* Your goal
In your copy, each record should read exactly as it does below, and no pictures should be present.

(Interface dataset entries)
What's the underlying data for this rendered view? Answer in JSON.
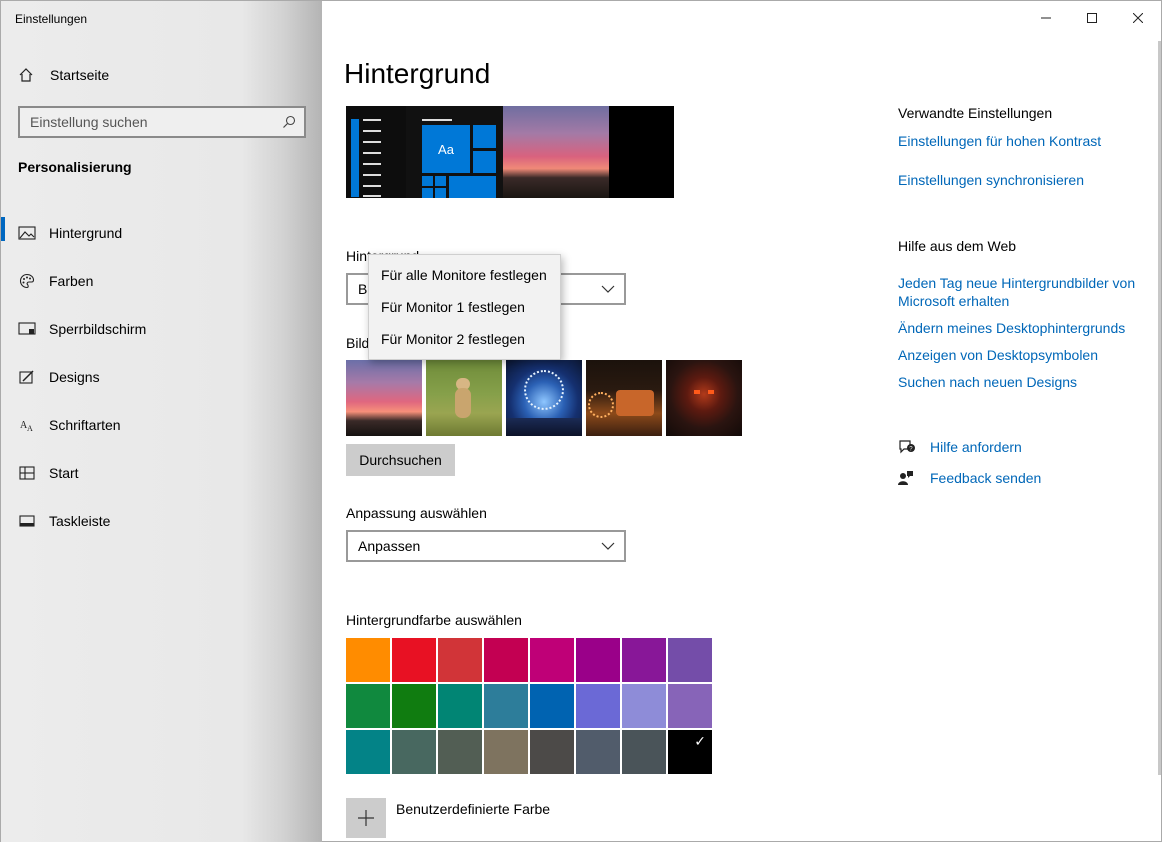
{
  "window": {
    "title": "Einstellungen"
  },
  "sidebar": {
    "home_label": "Startseite",
    "search_placeholder": "Einstellung suchen",
    "section_title": "Personalisierung",
    "items": [
      {
        "label": "Hintergrund",
        "icon": "picture-icon",
        "active": true
      },
      {
        "label": "Farben",
        "icon": "palette-icon",
        "active": false
      },
      {
        "label": "Sperrbildschirm",
        "icon": "lock-screen-icon",
        "active": false
      },
      {
        "label": "Designs",
        "icon": "brush-icon",
        "active": false
      },
      {
        "label": "Schriftarten",
        "icon": "font-icon",
        "active": false
      },
      {
        "label": "Start",
        "icon": "start-icon",
        "active": false
      },
      {
        "label": "Taskleiste",
        "icon": "taskbar-icon",
        "active": false
      }
    ]
  },
  "main": {
    "title": "Hintergrund",
    "preview_tile_text": "Aa",
    "background_label": "Hintergrund",
    "background_select_value": "Bild",
    "images_label": "Bild auswählen",
    "browse_label": "Durchsuchen",
    "fit_label": "Anpassung auswählen",
    "fit_value": "Anpassen",
    "color_label": "Hintergrundfarbe auswählen",
    "colors": [
      "#ff8c00",
      "#e81123",
      "#d13438",
      "#c30052",
      "#bf0077",
      "#9a0089",
      "#881798",
      "#744da9",
      "#10893e",
      "#107c10",
      "#018574",
      "#2d7d9a",
      "#0063b1",
      "#6b69d6",
      "#8e8cd8",
      "#8764b8",
      "#038387",
      "#486860",
      "#525e54",
      "#7e735f",
      "#4c4a48",
      "#515c6b",
      "#4a5459",
      "#000000"
    ],
    "selected_color": "#000000",
    "custom_color_label": "Benutzerdefinierte Farbe"
  },
  "flyout": {
    "items": [
      "Für alle Monitore festlegen",
      "Für Monitor 1 festlegen",
      "Für Monitor 2 festlegen"
    ]
  },
  "related": {
    "heading": "Verwandte Einstellungen",
    "links": [
      "Einstellungen für hohen Kontrast",
      "Einstellungen synchronisieren"
    ]
  },
  "web_help": {
    "heading": "Hilfe aus dem Web",
    "links": [
      "Jeden Tag neue Hintergrundbilder von Microsoft erhalten",
      "Ändern meines Desktophintergrunds",
      "Anzeigen von Desktopsymbolen",
      "Suchen nach neuen Designs"
    ]
  },
  "actions": {
    "help": "Hilfe anfordern",
    "feedback": "Feedback senden"
  }
}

* Solution to this task
What's the underlying data for this rendered view? Answer in JSON.
{
  "window": {
    "title": "Einstellungen"
  },
  "sidebar": {
    "home_label": "Startseite",
    "search_placeholder": "Einstellung suchen",
    "section_title": "Personalisierung",
    "items": [
      {
        "label": "Hintergrund",
        "icon": "picture-icon",
        "active": true
      },
      {
        "label": "Farben",
        "icon": "palette-icon",
        "active": false
      },
      {
        "label": "Sperrbildschirm",
        "icon": "lock-screen-icon",
        "active": false
      },
      {
        "label": "Designs",
        "icon": "brush-icon",
        "active": false
      },
      {
        "label": "Schriftarten",
        "icon": "font-icon",
        "active": false
      },
      {
        "label": "Start",
        "icon": "start-icon",
        "active": false
      },
      {
        "label": "Taskleiste",
        "icon": "taskbar-icon",
        "active": false
      }
    ]
  },
  "main": {
    "title": "Hintergrund",
    "preview_tile_text": "Aa",
    "background_label": "Hintergrund",
    "background_select_value": "Bild",
    "images_label": "Bild auswählen",
    "browse_label": "Durchsuchen",
    "fit_label": "Anpassung auswählen",
    "fit_value": "Anpassen",
    "color_label": "Hintergrundfarbe auswählen",
    "colors": [
      "#ff8c00",
      "#e81123",
      "#d13438",
      "#c30052",
      "#bf0077",
      "#9a0089",
      "#881798",
      "#744da9",
      "#10893e",
      "#107c10",
      "#018574",
      "#2d7d9a",
      "#0063b1",
      "#6b69d6",
      "#8e8cd8",
      "#8764b8",
      "#038387",
      "#486860",
      "#525e54",
      "#7e735f",
      "#4c4a48",
      "#515c6b",
      "#4a5459",
      "#000000"
    ],
    "selected_color": "#000000",
    "custom_color_label": "Benutzerdefinierte Farbe"
  },
  "flyout": {
    "items": [
      "Für alle Monitore festlegen",
      "Für Monitor 1 festlegen",
      "Für Monitor 2 festlegen"
    ]
  },
  "related": {
    "heading": "Verwandte Einstellungen",
    "links": [
      "Einstellungen für hohen Kontrast",
      "Einstellungen synchronisieren"
    ]
  },
  "web_help": {
    "heading": "Hilfe aus dem Web",
    "links": [
      "Jeden Tag neue Hintergrundbilder von Microsoft erhalten",
      "Ändern meines Desktophintergrunds",
      "Anzeigen von Desktopsymbolen",
      "Suchen nach neuen Designs"
    ]
  },
  "actions": {
    "help": "Hilfe anfordern",
    "feedback": "Feedback senden"
  }
}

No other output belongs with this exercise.